Singapore raises media game at ATF
The new format is a boon, exhibitors saySINGAPORE -- Singapore's latest multimillion-dollar production ambitions and a whole new exhibition hall format took center stage at the opening of the Asia Television Forum on Wednesday.
Economic indicators for 2009 also were a hot topic at the annual regional programming conference.

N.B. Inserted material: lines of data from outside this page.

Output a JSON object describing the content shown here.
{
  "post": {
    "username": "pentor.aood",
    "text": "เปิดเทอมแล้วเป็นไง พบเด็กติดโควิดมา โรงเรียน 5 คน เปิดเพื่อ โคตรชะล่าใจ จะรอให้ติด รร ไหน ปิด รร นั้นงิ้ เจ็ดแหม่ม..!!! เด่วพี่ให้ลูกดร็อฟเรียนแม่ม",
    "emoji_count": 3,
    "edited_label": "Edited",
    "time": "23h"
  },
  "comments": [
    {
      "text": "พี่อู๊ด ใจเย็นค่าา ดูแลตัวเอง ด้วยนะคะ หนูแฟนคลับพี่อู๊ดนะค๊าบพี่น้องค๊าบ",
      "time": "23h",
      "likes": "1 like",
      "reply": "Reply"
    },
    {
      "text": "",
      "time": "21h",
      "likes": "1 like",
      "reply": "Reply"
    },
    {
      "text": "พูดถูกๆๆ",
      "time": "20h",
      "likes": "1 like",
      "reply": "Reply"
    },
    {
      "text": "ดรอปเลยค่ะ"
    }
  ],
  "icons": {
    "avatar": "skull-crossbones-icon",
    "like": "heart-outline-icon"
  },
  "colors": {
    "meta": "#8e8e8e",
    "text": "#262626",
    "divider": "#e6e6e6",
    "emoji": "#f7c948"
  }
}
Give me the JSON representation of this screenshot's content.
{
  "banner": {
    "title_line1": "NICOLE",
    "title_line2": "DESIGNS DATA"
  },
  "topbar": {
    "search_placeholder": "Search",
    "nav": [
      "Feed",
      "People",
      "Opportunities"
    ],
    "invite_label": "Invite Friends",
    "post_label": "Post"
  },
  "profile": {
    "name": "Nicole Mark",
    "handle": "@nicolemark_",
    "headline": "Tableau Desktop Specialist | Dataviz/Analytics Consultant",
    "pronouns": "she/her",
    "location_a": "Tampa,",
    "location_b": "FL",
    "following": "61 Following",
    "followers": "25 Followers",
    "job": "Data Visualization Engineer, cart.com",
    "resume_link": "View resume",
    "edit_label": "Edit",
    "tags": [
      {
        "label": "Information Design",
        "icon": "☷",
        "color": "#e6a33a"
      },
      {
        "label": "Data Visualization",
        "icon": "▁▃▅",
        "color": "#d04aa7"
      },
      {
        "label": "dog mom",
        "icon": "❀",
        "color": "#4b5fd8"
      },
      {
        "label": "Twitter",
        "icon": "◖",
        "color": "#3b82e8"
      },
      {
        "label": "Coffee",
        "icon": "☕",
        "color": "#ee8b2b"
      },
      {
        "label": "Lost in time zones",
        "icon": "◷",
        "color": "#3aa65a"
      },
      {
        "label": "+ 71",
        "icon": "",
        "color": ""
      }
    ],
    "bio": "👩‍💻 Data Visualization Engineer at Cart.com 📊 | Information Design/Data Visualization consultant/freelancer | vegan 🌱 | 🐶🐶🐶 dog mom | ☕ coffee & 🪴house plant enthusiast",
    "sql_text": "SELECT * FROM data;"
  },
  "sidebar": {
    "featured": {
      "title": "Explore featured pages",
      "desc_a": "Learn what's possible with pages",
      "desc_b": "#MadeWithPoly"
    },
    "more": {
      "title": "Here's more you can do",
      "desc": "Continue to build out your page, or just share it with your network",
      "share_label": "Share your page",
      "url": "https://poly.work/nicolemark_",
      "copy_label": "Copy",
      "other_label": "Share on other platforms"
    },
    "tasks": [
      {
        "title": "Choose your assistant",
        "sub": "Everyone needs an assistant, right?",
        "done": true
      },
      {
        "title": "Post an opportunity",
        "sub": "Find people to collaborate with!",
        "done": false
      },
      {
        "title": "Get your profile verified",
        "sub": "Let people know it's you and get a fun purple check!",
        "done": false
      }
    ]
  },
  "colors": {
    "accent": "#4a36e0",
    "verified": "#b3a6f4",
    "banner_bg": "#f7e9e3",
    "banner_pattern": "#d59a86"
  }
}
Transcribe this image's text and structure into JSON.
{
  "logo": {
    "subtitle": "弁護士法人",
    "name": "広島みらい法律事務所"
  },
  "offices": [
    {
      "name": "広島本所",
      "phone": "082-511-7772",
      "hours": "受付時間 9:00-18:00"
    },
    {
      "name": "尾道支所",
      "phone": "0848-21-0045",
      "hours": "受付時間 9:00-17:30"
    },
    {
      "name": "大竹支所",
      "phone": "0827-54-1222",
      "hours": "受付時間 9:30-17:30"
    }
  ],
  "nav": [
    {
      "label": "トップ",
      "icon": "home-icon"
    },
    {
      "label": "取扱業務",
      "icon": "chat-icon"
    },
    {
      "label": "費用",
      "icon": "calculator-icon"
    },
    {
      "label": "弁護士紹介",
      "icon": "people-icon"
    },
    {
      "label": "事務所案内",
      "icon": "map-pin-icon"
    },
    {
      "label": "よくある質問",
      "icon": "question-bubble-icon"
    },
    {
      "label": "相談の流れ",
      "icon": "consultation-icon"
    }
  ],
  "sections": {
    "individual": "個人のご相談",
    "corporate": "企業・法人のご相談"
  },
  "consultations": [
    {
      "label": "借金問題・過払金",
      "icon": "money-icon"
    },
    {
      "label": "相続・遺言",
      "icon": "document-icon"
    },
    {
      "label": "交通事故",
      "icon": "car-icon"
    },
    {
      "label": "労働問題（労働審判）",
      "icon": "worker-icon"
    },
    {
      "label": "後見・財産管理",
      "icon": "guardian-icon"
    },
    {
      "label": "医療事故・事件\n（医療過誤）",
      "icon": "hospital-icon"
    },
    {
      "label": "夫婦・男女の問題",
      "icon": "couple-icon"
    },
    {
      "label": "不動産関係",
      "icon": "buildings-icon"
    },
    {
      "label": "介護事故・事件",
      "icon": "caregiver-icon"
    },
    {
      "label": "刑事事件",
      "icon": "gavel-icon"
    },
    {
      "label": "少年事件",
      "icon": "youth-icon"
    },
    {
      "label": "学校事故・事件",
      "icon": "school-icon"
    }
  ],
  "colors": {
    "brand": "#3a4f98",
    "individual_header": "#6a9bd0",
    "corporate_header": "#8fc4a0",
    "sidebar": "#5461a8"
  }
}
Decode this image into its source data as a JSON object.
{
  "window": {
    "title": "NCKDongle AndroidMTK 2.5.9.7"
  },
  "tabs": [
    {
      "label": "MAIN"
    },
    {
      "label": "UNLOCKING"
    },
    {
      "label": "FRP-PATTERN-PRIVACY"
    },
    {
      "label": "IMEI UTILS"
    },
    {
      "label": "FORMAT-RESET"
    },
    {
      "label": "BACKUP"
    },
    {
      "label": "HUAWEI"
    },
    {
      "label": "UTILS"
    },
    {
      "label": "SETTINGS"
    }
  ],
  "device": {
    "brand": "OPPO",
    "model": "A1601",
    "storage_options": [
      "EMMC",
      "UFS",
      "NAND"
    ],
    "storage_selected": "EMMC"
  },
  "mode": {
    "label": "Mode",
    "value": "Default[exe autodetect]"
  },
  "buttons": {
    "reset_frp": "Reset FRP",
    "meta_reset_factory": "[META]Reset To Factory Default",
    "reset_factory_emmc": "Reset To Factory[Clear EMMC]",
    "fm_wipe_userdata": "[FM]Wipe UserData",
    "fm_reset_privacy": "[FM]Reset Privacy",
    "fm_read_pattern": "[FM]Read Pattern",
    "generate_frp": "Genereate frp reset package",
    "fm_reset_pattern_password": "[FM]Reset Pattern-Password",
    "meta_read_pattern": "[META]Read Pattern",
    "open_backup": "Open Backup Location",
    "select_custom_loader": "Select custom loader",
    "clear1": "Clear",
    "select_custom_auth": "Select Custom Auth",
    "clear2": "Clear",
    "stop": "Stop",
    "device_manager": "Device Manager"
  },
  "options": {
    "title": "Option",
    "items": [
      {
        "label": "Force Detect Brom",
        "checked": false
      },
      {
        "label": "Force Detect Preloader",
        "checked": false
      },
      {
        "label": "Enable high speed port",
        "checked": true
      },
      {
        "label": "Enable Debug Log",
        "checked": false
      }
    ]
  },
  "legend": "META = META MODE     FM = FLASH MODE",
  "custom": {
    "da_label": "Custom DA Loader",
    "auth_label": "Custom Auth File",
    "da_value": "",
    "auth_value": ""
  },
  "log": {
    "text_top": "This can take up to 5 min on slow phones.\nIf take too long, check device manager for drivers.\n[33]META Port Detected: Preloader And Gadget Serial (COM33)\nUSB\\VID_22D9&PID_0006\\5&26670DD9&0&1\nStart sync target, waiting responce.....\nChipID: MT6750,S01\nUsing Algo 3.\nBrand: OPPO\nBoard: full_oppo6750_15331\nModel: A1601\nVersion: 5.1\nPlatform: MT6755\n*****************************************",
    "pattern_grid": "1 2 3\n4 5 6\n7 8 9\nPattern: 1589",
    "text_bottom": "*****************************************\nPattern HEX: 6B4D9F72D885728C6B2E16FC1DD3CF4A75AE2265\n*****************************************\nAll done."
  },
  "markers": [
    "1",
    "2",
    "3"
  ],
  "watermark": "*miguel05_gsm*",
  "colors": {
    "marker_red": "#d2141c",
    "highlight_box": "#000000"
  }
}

Widespread hopes are that Asia's media industry will escape the worst of the global economic crisis, though buyers already are reporting budget cuts.
"The long-term growth outlook for Asia's media industry remains encouraging and is expected to grow at 8.8% annually," Lee Boon Yang, Singapore's minister for information, communications and the arts, said at the opening ceremony.
Singapore's new production complex, Mediapolis @ One North, is a part of the government's ambitions to make Singapore into a "trusted global media capital," Media Development Authority executives said.
Chris Chia, MDA chief executive, said the facility would support Singapore's "unfulfilled demand for larger budget films and reality series."
Four government agencies are involved in the development -- the MDA, property developer JTC, Infocomm Development Authority and the Economic Development Board.
"To elevate ourselves to the next level we are finding ways to add scale and synergy to what we already have," Chia said.
The country already boasts media funding worth S$1.1 billion ($733 million), including a new $100 million film and television fund announced in Singapore on Tuesday. The fund, Salon Media Management, is driven by Hong Kong's Salon Films Group.
The first Mediapolis facility will be the city-state's first soundstage, featuring greenscreens for special effects, built for S$80 million-S$100 million ($53 million-$67 million) by private local production and postproduction house, Infinite Frameworks, Mike Wiluan, Infinite's managing director, said.
On the ATF show floor, exhibitors and buyers welcomed the upgrade to the new exhibition hall venue, the Suntec Convention Center, after eight years of cramming into hotel suites on multiple floors, this despite significantly higher costs of constructing and decorating booths.
"This format is a lot easier for buyers," Dai Huang, an MTV Networks International sales exec, said.
Reed Exhibitions Singapore GM Michelle Lim said participation this year was up 15%. Nearly 700 companies from 50 countries are involved in the market this year, including 138 distributors taking part for the first time, Lim said.
The biggest exhibitor at this year's event is newcomer Al Jazeera Children's Channel, which said in a preshow statement that the Asian market offered appropriate television content with similar values to the Middle East.
Al Jazeera Children's produces more the 45% of its shows, and is after wider distribution of its in-house content.
Al Jazeera's presence in the region runs alongside rising ambitions by Malaysia's monopoly direct-broadcast satellite platform, Astro, to produce Islamic content for local and global distribution.
"It's a relatively untapped market," Astro's content development general manager, Richard Langridge, said.
Astro produces more than 3,000 hours of content a year for its in-house channels. New shows include the second season of talent format, "Kalam Suci," which tests contestants' Koran recital abilities.
Developed in house, "Kalam Suci" has been extended from a half-hour format to a full hour for its second season, Langridge said.
With the exception of Sony Pictures Television International, U.S. studios gave the three-day event a miss.
Many came to the show with sales closed for 2008. FremantleMedia Enterprises announced sales of 1,500 hours over the past two months, including more than 200 hours to Thai pay TV platform TrueVisions.